As their tumblr page says:

Do you have handbills, pins, letters, posters, t-shirts, banners, ritual objects, or other things related to the experience of LGBT Jews in America?

If the answer is yes, click here for more information.

Piccolo: the Genderless Alien (Man)

Thank you to everyone who has been commenting on my other DBZ posts (specifically The Women of DBZ). I know I promised to write further posts regarding Android 18 and Videl, but right now there’s a different aspect of DBZ I need to address first. In the comments on my post about women in DBZ, I talked about how the goal is not have action girls, who enter a scene fists flying and then politely back out of the way, but women in a wide array of roles. Increasing the number of female characters who are featured would automatically go a long way toward decreasing the likelihood that the one female character would need to serve as a representative of all women. And while I wrote briefly about how it wouldn’t have been any structural changes to the plot of DBZ to create Raditz or Vegeta as a female, I’m realizing that one of the more obvious ways Akira Toriyama could have promoted gender equality was through Piccolo and the Namekian species.

The Namekians are a genderless species. They reproduce asexually and if there are multiple genders or sexes we can see no difference. So why is it that all Namekians are male? It’s not through the way they dress (who’s to say female Namekians have breasts like human females, or that if they do they would need to cover up) or how they act, but that every voice actor is male. By portraying a species of male Namekians the message is clear:

  1. masculinity is the norm and to be genderless is to appear and present as male

I do not believe Piccolo had to be female or that there should have been female Namekians. I do however believe that voice actors should have been chosen who could create a genderless voice for a genderless species. This way, even though for instance, Piccolo appears male (and is basically understood to be male by not having any female identifications) in the manga, the anime was in a unique position. The anime could reshape our understanding of this alien character and in so doing reshape our understanding of an agender society.

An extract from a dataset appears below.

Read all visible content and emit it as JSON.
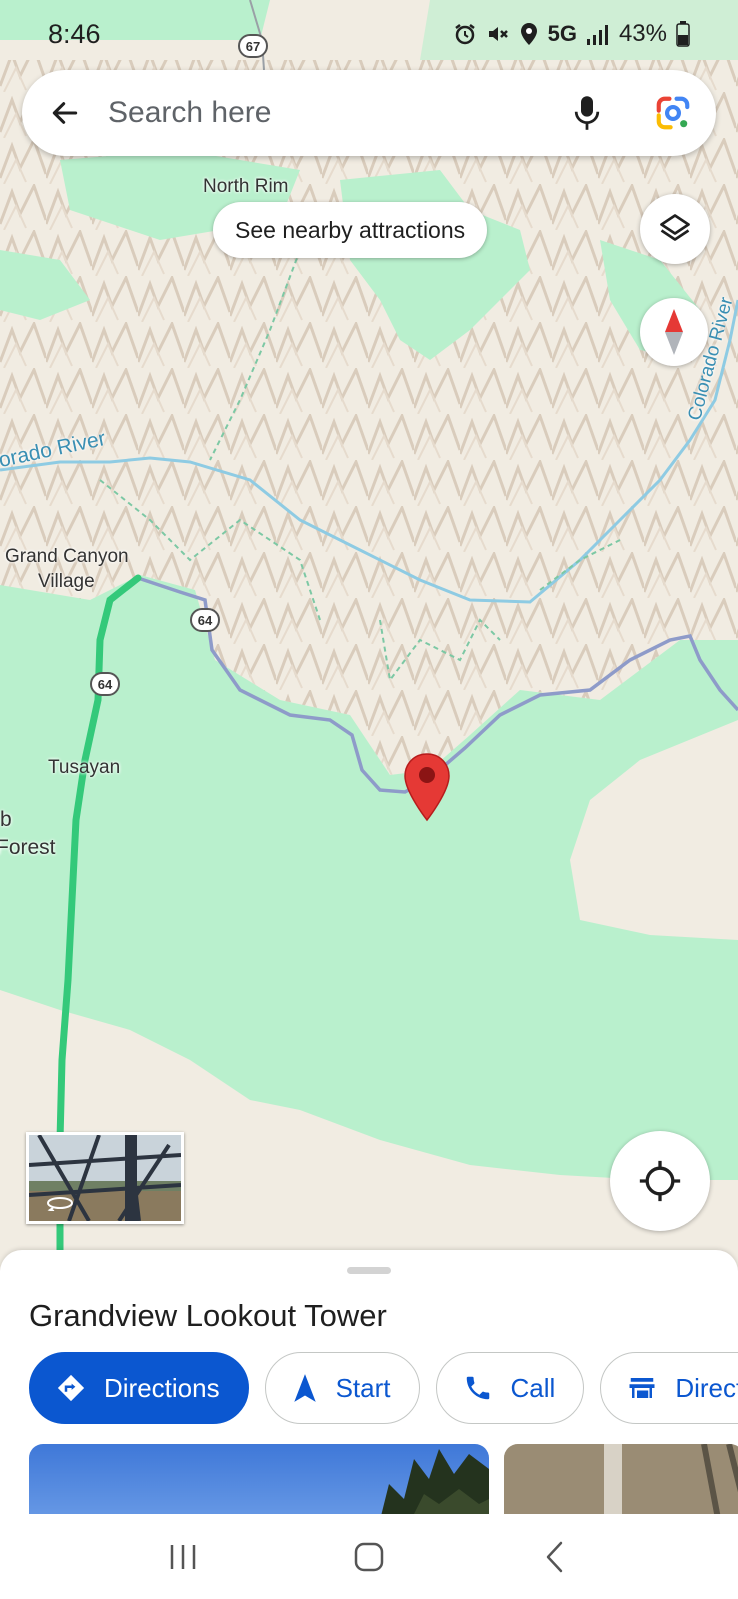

There is no reason male should continue to be the norm on the basis that it is identifiably not-female (further fostering the harmful idea that the female body is marked as the other in society). Especially when creating alien races and exploring topics more closely linked to science fiction than action/adventure this is the place for societal commentary! The fact that Namekians reproduce asexually is brilliant, but the fact that they are all understood to be male is problematic. Had Piccolo been an agender character the plot of DB and DBZ would not have been altered, but the ideas of a gender binary would have been shattered. That is something the action/adventure genre desperately needs.